There will probably be times during this program when you will feel some of the exercises will put you out of your comfort zone but we urge you to try and overcome your fear and to complete the task because (1) it will help you grow and (2) because the insights you will get from doing these exercises will be invaluable. But do not worry, we understand how hard this can be, so feel free to talk to your mentors and the program coordinators about tricks to help you step out of your comfort zone.
While you are competing against other teams in the final business pitch competition, it is our hope that all of you will go on to build successful enterprises and will have a valuable network of young entrepreneurs and industry experts from this program. We strongly believe that one of the factors that will determine whether this will happen is how well teams support each other. We need to harness everyone’s resources and abilities to make these ideas a success. So we really encourage you to reach out to the other teams when you need help and to help others when you can.
So we have set up a platform, using Slack, where you can have open discussion, post requests and respond to others’ requests. We encourage you to check this discussion board regularly. There is information on how to use Slack in the orientation email, but please let the program coordinators know if you have any questions.
Finally, there may be times when you find that your team can’t agree about what your customer would want or what type of customer would be attracted to your product. In these situations, it is important to go and test the questions you are debating with your customers and other stakeholders.
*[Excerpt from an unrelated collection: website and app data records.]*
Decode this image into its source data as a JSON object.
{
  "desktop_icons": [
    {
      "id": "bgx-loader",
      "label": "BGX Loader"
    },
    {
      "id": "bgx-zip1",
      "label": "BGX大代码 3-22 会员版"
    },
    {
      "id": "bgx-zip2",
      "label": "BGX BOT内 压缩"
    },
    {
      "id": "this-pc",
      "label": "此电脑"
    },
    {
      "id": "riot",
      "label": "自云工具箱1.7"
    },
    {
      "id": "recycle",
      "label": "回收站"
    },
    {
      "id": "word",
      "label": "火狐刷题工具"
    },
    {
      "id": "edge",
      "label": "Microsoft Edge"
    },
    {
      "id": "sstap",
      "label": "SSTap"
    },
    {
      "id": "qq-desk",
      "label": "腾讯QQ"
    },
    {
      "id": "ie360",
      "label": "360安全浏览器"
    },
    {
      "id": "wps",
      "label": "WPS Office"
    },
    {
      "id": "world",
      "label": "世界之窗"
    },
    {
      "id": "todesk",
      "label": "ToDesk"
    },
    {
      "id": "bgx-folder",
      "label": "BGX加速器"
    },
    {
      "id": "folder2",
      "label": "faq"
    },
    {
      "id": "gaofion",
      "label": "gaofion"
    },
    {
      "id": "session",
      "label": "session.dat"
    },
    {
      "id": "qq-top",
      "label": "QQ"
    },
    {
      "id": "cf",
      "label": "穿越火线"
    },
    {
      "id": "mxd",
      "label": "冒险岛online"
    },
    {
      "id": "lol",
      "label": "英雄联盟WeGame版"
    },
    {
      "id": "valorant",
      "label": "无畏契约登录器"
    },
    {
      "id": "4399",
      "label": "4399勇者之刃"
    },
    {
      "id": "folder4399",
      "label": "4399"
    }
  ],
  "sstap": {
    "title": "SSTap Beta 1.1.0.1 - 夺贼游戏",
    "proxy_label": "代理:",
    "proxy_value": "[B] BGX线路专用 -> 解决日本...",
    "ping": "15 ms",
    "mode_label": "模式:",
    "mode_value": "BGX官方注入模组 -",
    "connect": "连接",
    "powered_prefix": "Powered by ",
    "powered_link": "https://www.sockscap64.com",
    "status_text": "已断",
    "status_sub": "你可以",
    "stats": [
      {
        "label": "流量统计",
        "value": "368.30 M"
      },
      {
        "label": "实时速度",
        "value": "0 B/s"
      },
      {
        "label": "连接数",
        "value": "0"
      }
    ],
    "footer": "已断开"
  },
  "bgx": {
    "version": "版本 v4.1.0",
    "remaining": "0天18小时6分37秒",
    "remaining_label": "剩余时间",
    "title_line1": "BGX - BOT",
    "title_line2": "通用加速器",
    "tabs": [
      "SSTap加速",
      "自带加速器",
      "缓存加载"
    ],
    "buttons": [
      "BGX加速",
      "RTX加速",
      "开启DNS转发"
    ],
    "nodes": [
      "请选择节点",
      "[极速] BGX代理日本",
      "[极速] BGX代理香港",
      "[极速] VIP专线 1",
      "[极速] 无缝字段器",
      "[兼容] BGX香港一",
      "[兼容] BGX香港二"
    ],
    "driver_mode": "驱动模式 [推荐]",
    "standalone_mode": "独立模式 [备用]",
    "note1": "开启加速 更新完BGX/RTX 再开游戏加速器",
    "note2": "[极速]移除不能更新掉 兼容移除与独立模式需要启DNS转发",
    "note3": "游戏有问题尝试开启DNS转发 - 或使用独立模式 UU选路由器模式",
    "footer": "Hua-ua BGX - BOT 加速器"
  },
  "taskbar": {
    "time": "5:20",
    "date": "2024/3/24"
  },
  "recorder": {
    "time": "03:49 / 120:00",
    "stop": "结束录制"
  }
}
This week you will set your purpose and build a team contract.
Defining your purpose
Your purpose is the way that your enterprise will make the world a better place. Although most of you will have a pretty sound idea of what your purpose is in your head, it is worth trying to write a short and simple purpose statement and see whether everyone in your team resonates with it. Your purpose statement should clearly identify the environmental/social problem you are trying to solve, show the future state of the world as you would like to see it and explain how your idea will create this transition.
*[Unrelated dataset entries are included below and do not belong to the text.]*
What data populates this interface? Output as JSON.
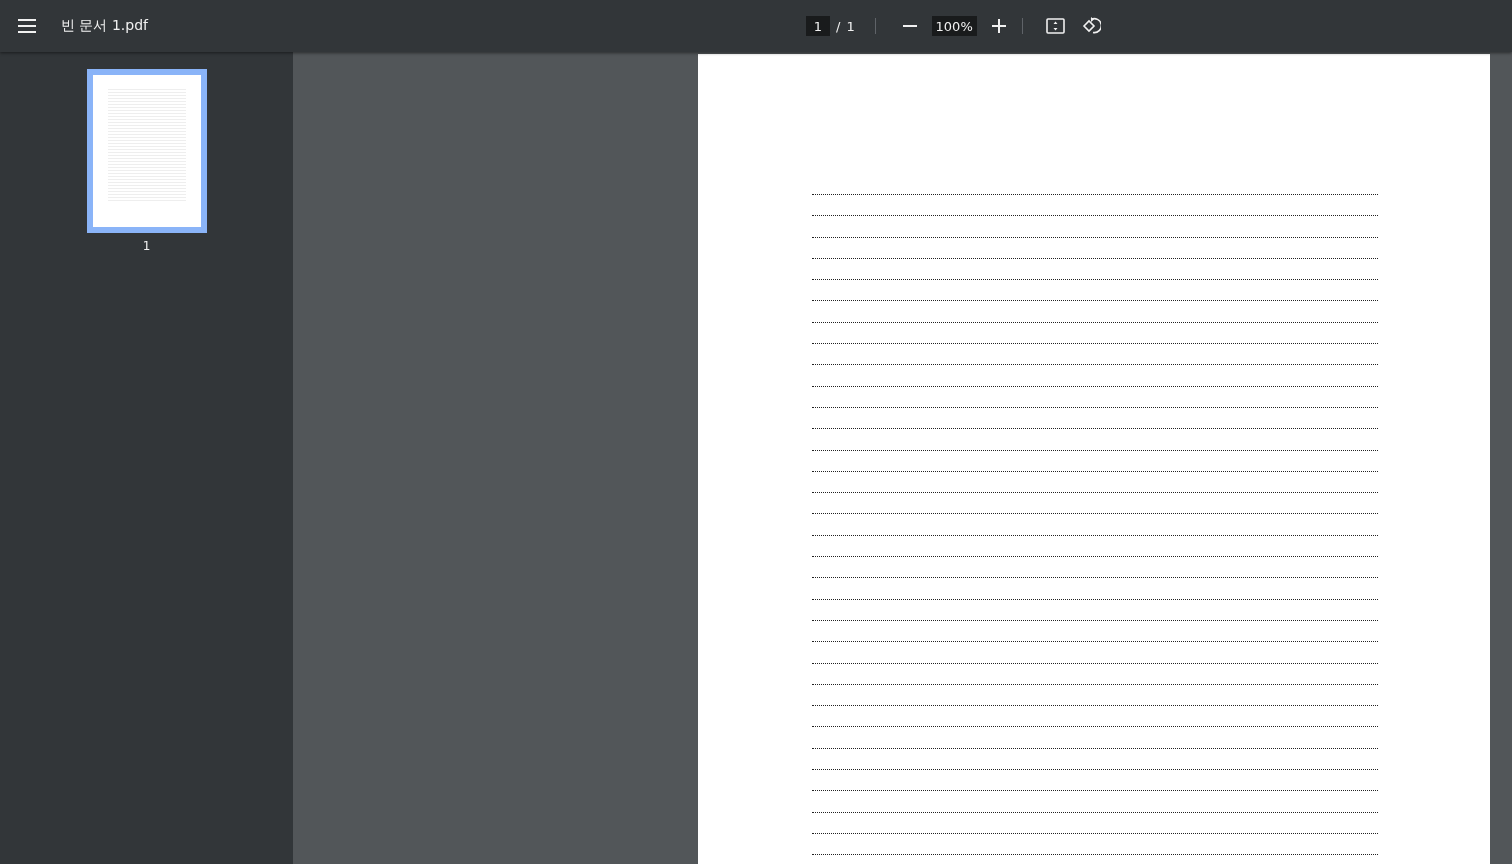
{
  "toolbar": {
    "title": "빈 문서 1.pdf",
    "page_field": {
      "value": "1"
    },
    "separator": "/",
    "page_count": "1",
    "zoom_field": {
      "value": "100%"
    }
  },
  "thumbnails": [
    {
      "label": "1",
      "selected": true
    }
  ]
}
Your purpose statement is important because it will set out one of your core motivations that everyone in your team holds for working on the project and because it can work as an anchor when you are amending your idea in response to feedback. Although the way you achieve your purpose may change, your purpose itself will usually stay the same.
Use the form below to identify your purpose statement, upon which you will begin to build your company.
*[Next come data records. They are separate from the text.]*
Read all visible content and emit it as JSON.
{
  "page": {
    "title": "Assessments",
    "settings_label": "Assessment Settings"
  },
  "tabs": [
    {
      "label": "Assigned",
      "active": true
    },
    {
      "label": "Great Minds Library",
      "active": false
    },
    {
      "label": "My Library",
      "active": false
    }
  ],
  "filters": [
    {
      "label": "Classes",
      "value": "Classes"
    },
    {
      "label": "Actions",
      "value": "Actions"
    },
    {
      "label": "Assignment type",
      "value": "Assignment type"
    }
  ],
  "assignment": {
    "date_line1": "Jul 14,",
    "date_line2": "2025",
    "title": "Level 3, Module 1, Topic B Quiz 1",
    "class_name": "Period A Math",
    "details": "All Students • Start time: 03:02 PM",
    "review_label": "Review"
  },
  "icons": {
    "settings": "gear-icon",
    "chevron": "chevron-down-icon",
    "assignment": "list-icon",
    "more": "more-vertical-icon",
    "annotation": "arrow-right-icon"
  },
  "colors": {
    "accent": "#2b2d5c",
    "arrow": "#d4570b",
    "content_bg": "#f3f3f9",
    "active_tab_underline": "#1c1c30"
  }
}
Creating a team contract
Projects like this take a lot of commitments from the team and there is a lot of potential for conflict to arise.
The best way to address this for teams is to create a team contract. This contract is not supposed to be a legally binding document (in most cases) it is simply designed to create shared expectations between team members and agreed processes for dealing with disagreements.
It is much better to address these issues before they arise.
Every team is different so it is not possible to specify exactly what your contract should cover but you should consider including:
What is the fundamental purpose of your organization (you can insert your purpose statement from above)
What level of commitment is expect from each team member;
Will the organization be for-profit or not-for-profit;
When will it start to pay salaries;
What type of compensation (e.g. cash, equity, recognition) will team members receive;
What happens if one of the team members can’t or doesn’t meet their commitment;
How can this agreement be reviewed if things don’t progress as expected
If there is a disagreement between team members, how will this be resolved.
Dive Deeper Reading List:
Green Entrepreneurship and Green Growth: